Cinque Terre was absolutely worth all of the hype it gets and truly looks even more amazing in real life than on instagram. It’s a group of five brightly coloured villages along the Italian Riviera. The villages were historically small fishing villages that are now famous for their beauty and a popular spot for tourists. The area is remote and wasn’t always accessible to visit, and visiting by train will connect you easily to all 5 villages, but it can also be done on foot. Be ready to walk, climb stairs and be sure to pack a bathing suit because you won’t be able to resist the amazing seaside. The higher parts of the villages are full of unique walking trails with picturesque views. It’s easy to see why it’s a UNESCO heritage site. 

Vernazza offered a lovely mix of local Italian seaside town and beautiful tourist destination. Here we enjoyed our weight in gelato and enjoyed lovely coastal views stunning architecture. 

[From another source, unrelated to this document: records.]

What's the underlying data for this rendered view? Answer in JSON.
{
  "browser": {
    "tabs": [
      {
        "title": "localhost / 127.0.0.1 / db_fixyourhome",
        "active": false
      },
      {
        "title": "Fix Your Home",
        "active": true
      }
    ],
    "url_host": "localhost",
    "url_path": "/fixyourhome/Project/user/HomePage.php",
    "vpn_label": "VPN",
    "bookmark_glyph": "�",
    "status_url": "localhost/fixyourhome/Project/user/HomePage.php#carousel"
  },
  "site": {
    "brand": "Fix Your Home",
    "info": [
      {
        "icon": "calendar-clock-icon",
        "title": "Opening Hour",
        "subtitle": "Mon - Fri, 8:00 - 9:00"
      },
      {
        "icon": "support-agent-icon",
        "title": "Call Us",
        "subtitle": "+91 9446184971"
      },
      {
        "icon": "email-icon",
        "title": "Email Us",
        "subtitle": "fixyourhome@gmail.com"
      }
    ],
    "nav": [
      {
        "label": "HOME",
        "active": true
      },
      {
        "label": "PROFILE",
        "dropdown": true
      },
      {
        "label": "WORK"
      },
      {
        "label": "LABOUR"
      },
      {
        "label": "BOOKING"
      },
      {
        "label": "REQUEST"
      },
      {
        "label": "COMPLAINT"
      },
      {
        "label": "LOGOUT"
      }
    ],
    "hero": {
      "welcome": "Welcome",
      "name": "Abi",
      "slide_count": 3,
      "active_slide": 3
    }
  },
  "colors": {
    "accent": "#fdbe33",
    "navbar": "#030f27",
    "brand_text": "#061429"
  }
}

The area is very rugged and has various terrains. The swimming spot in Manarola makes for an incredible day:

The incredibly bright colours of the buildings is unique. 

The absolutely picturesque village of Manarola, where we sipped sangria from a cliff side spot: 

The water in the area is spectacularly blue. 

Monteresso offers the best strip of true beach out of the five villages: 

The villages are full of friendly locals and endless amounts of places to enjoy wine, gelato and Italian cuisine. The area is specifically known for pesto, and while it is different than the pesto you are likely used to it is delicious and a must try. The area is also well known for seafood, not surprising based on its location! 

An all day train pass is the best way to see the area quickly, and it’s very affordable. Most train rides between the towns are 5-10 minutes

For me, of the 5 key areas of Italy I visited, Cinque Terre wowed me the most and would absolutely be on the top of my list of places to return to in the future. 

Oxford

Imagine a beautiful English city mixed with the Harry Potter movie set and loads of college campuses and students and you get Oxford. 

I was lucky enough to call this beautiful city home for 3 weeks while I was taking a course at Oxford Brooke’s University. 


Our first day there was May Day, where the tradition is to participate in May Morning. Complete with a 6:00 am start, singers on the church towers and Morse dancers, it was a neat experience. Al the students and locals were out, there were thousands of people in total. 

The best part of Oxford in my opinion is the mix of beautiful buildings and gardens and nature. Everywhere you look, buildings have unique features and amazing details. The narrow streets and loads of pedestrians and cyclists, mixed with gardens and green spaces make the town very picturesque. 

The Radcliffe camera is one of the most significant buildings to see in Oxford:


The Oxford Brooke’s Headington campus where I studied was very modern compared to many of the Oxford schools and campuses. The facilities were excellent and the campus was just a short walk away. 

Punting was one of the many popular activities in Oxford. It involved a group of people taking a long wooden boat out on the river with a large pole to push the boat along in the shallow water. Sounds crazy, and it’s definitely more challenging than it looks but it’s also a lot of fun! You can pack a picnic and some champagne and have a great afternoon. 

The Botanic Gardens are located right along High street near the river. These gardens are absolutely beautiful and offer a lovely area to spend time next to the water.

Oxford Botanic Gardens:


The Oxford High street offered lots of shops and restaurants. The best part of the city is that with all of the students, many places are very affordable or offer student discounts.

View of High Street:


Going for a tea was a classic English affair that we did in Oxford. Cream tea and scones became a favourite! My favourite spot was The Vault, which was right across from the Radcliffe Camera. 

A typical afternoon tea and scones:


Overall, Oxford was a lovely city and I was very lucky to spend three weeks here. I will definitely go back to visit!